Allergic reactions to banana vary widely and can include itching of the mouth and throat, hives (uticaria), swelling (angioedema), and wheezing. In most cases, symptoms begin within minutes of eating the fruit.
Mild allergic reactions can be treated with an antihistamine. But on rare occasions there is potential for banana to cause anaphylaxis, which is the term for a severe, life-threatening allergic reaction. If this is true in your case, your doctor is likely to prescribe a pre-loaded adrenaline injection device, which must be available at all times and used as soon as a serious reaction is suspected.
We advise that anyone who suspects that they or their child has banana allergy should see their GP and request a referral to an allergy clinic. Skin prick tests and blood tests may be performed as part of a diagnosis.
What else might I react to?
The proteins in banana are similar to those in some other fruits. If you are allergic to bananas, you may also react to avocado, kiwi or chestnut. A few people with banana allergy react to other fruits such as tomato, and also to vegetables such as bell pepper, olive, potato and custard apple. As plantain is from the same botanical family as some bananas, it is possible those with a banana allergy may react to plantain.

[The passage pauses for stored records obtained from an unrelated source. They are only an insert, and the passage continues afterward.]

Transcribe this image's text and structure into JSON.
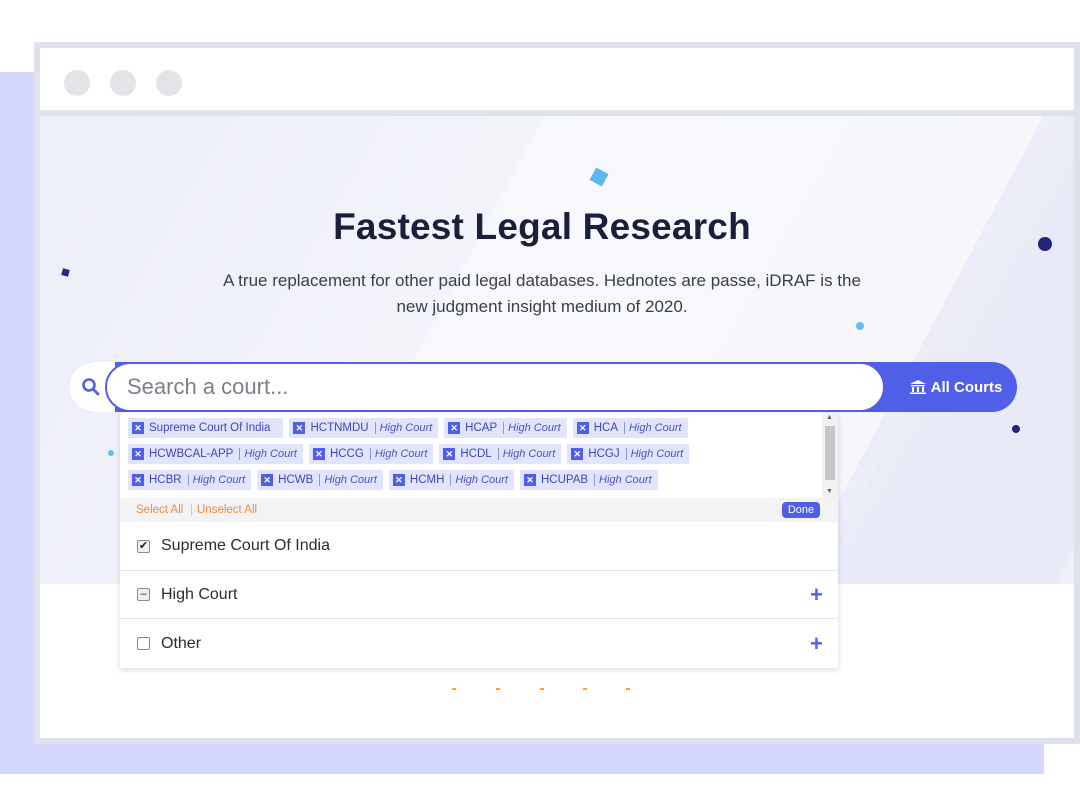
{
  "hero": {
    "title": "Fastest Legal Research",
    "subtitle_line1": "A true replacement for other paid legal databases. Hednotes are passe, iDRAF is the",
    "subtitle_line2": "new judgment insight medium of 2020."
  },
  "search": {
    "placeholder": "Search a court...",
    "courts_button_label": "All Courts",
    "courts_button_icon": "court-building-icon"
  },
  "chips": [
    [
      {
        "code": "Supreme Court Of India",
        "type": ""
      },
      {
        "code": "HCTNMDU",
        "type": "High Court"
      },
      {
        "code": "HCAP",
        "type": "High Court"
      },
      {
        "code": "HCA",
        "type": "High Court"
      }
    ],
    [
      {
        "code": "HCWBCAL-APP",
        "type": "High Court"
      },
      {
        "code": "HCCG",
        "type": "High Court"
      },
      {
        "code": "HCDL",
        "type": "High Court"
      },
      {
        "code": "HCGJ",
        "type": "High Court"
      }
    ],
    [
      {
        "code": "HCBR",
        "type": "High Court"
      },
      {
        "code": "HCWB",
        "type": "High Court"
      },
      {
        "code": "HCMH",
        "type": "High Court"
      },
      {
        "code": "HCUPAB",
        "type": "High Court"
      }
    ]
  ],
  "actions": {
    "select_all": "Select All",
    "unselect_all": "Unselect All",
    "done": "Done"
  },
  "options": [
    {
      "label": "Supreme Court Of India",
      "state": "checked",
      "expandable": false
    },
    {
      "label": "High Court",
      "state": "partial",
      "expandable": true
    },
    {
      "label": "Other",
      "state": "unchecked",
      "expandable": true
    }
  ],
  "colors": {
    "accent": "#4f5fe8",
    "title": "#1b1f3b",
    "link_orange": "#f08a3c",
    "chip_bg": "#e1e4fc"
  }
}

There is also the possibility that you could react to natural rubber latex. The reason for this is that latex is produced from the sap of the rubber tree, which contains similar proteins to those in bananas and other foods such as kiwi and avocado.

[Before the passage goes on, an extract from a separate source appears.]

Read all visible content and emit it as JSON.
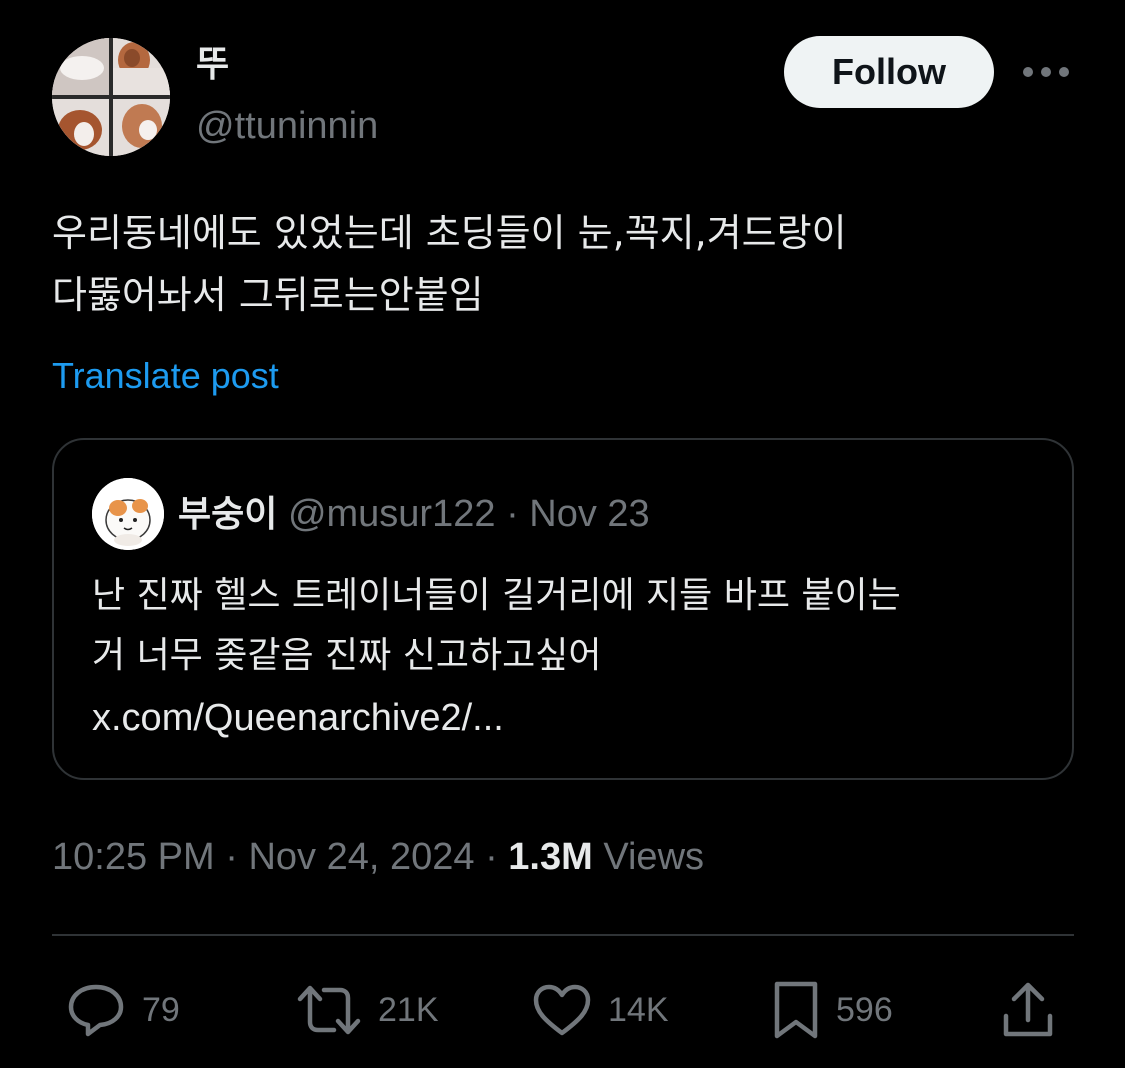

Pollen food syndrome
Although some people’s reactions to banana can be potentially serious, there is a form of allergy where symptoms are likely to be mild. The person affected suffers immediate allergic symptoms in the lips, mouth and throat, usually when they eat certain kinds of raw fruit or raw vegetables. This is known as pollen food syndrome (referred to in the past as oral allergy syndrome). Banana is one of the foods that can cause this problem.
Pollen food syndrome usually occurs in people who are already allergic to pollens and suffer from hayfever, although the symptoms due to hay fever can be mild.
Managing banana allergy
An allergy specialist is likely to be able to tell you whether your allergy to banana is likely to be severe or mild. For this reason, a referral is essential.
If you are allergic to bananas, you should avoid them completely. Be careful of fruit salads and fruit drinks and anywhere else where banana might be an unexpected ingredient.
If you are prescribed a medicine by your doctor, check that banana flavouring hasn’t been added. One research paper reports on an eight-year-old girl who suffered an allergic reaction within one hour of taking an oral dose of penicillin containing banana essence as a flavouring additive. Be careful, too, of care products such as shampoos and body lotions. Always read ingredient lists.
Our expert medical reviewer suggests that some people with banana allergy can tolerate cooked bananas because many of the proteins that cause a reaction are de-activated by heat and that this is most likely in those with pollen food syndrome. You should always consult your doctor or allergy specialist for advice about your individual case.
More information can be found on “Our Factsheets” webpage.
See the Adrenaline and Anaphylaxis the facts Factsheets in the Anaphylaxis: General advice and information section.
See the factsheet on pollen-food syndrome in the Food allergens factsheets section.
See the Latex allergy – the facts Factsheet in the Non-food allergens factsheets section.
Reviewer — Our text has been peer-reviewed by Prof John Warner, Professor of Paediatrics and Head of Department, Imperial College. He has no conflicts of interest to report.
All the information we produce is evidence based or follows expert opinion and is checked by our expert Clinical and research reviewers. If you wish to know the sources we used in producing any of our information products, please let us know, and we will gladly supply details.
Publication date: March 2015
Review date: March 2018